Last summer, VICE filmed Abdullah Saeed, Wilbert L. Cooper, and Martina de Alba as they embarked on an epic road trip during the frenzied 2016 election season. Their mission was to find out what the hell is going on in America as we come to the end of the Obama era and fall headfirst into uncertain political terrain. The show, VICE Does America, premieres on VICELAND at 10 PM on July 6.
All three of the hosts brought their own unique perspectives to the show. So we asked them to tell us a little bit about how they developed their own, personal views of America. This is what Wilbert had to say.
My great, great grandfather was enslaved down on a plantation in South Carolina. My great grandfather after him was a sharecropper, which isn't that far off from slavery. Me? I'm a journalist for VICE media. I'm a descendant of people who were once outlawed from reading and writing, who is now paid to share my ideas, my thoughts, and my words on one of the biggest platforms on the planet.
This sort of American ascendance is awesome, especially since my story is certainly not the most impressive one out there. Right now, our black President sleeps in the White House, which was built by enslaved people who had the same skin color as him. These kind of stories are everywhere today and they're a big part of what makes this country a place that struggling people from all over the world want to come to—they want a shot at that American dream.
Unfortunately, these anecdotes can be misleading, especially when they overstate how far we've come without pointing to how far we have yet to go. Although chattel slavery is long gone, many of the pernicious ideas that underpinned it remain and manifest themselves in everything from our legal system to the way we communicate with each other. Although a lot of people have argued to me that racism no longer exists, that's simply not true—I've been grappling with my status as a black man in this country ever since I was child.
I grew up right outside of Cleveland, Ohio, in a staid westside suburb filled with quaint cul-de-sacs and streets named after forest animals. It was a conservative community made of second generation white flighters, who moved even farther west than their parents to flee the blight and blackness of the inner city. My parents, who came up in the ghetto on the east side of Cleveland, followed the white folks out there so that I could have a shot at a decent public education thanks to living in a community with high property values. And it was there in that suburb, surrounded by whites, that I first started to realize who I was in America—and that my America was different than that of my classmates.
That realization of my identity in this nation has been an ongoing process for me as a millennial, who came of age in a time when it feels like we are living through both a period of "hope and change" and the reflexive New Jim Crow. But never had this dichotomy been more clear to me than when I started working for VICE.
I came to VICE in 2011 as an intern. I was fresh out of school, still basking in the reverie of the election of President Barack Obama. And having finally moved away from Ohio, I honestly thought that living in Williamsburg, Brooklyn, and working at VICE would be different, that New York was like a country unto itself, where I could have a kind of cosmopolitan life that transcended race and history.
Of course, when you're black, you don't have the luxury of even feigning colorblindness.

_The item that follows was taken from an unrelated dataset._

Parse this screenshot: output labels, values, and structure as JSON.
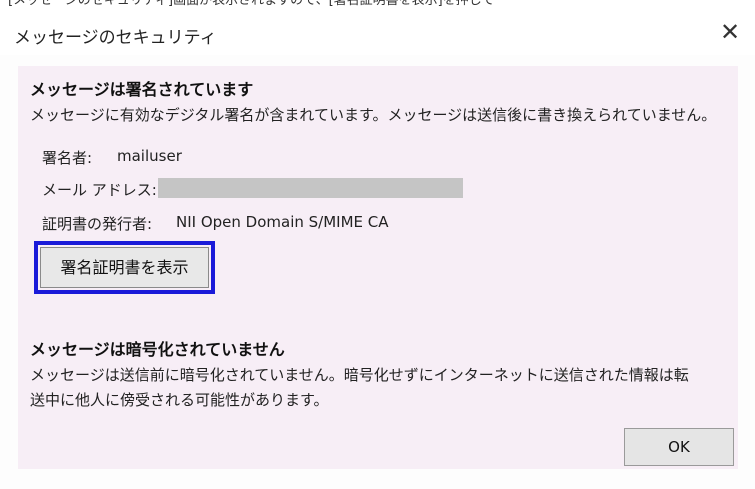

Because America always has a way of reminding you who you are, no matter where you are or what you are doing. I was reminded with a sucker punch from a racist bigot a few blocks away from the VICE office. The assailant called me a nigger just before he took a swing at me for no reason other than detesting the color of my skin. And like so many other young people of this generation, I was reminded again when I saw the murder of Trayvon Martin, because I instantly saw myself in his death as much as I had once seen myself in the triumph of Barack Obama.
So I can't say that I was totally surprised when race started to become a powerful theme as I crisscrossed the country in an RV during the 2016 election season with Abdullah and Martina for the upcoming show VICE Does America. Sending a black guy, a Muslim dude, and an immigrant girl into the deepest recesses of America is kind of asking for trouble—it's bait for bringing to the surface all of the things that make this country fascinating and repugnant.
That trip, from the very outset, helped crystalize this duality I've been reckoning with ever since I was young. It proved to me once again that this is a land of great heights and deep lows, of immense beauty and unadulterated depravity. And these things, the good and the abhorrent, are both historical and ever-present—they stretch from the brutal past of our ancestors to the contentious present we live in today.
To see what Wilbert experienced on his journey across the country, tune into 'VICE Does America' on Wednesdays at 10 PM on VICELAND. The premiere is July 6th.
Follow Wilbert on Twitter.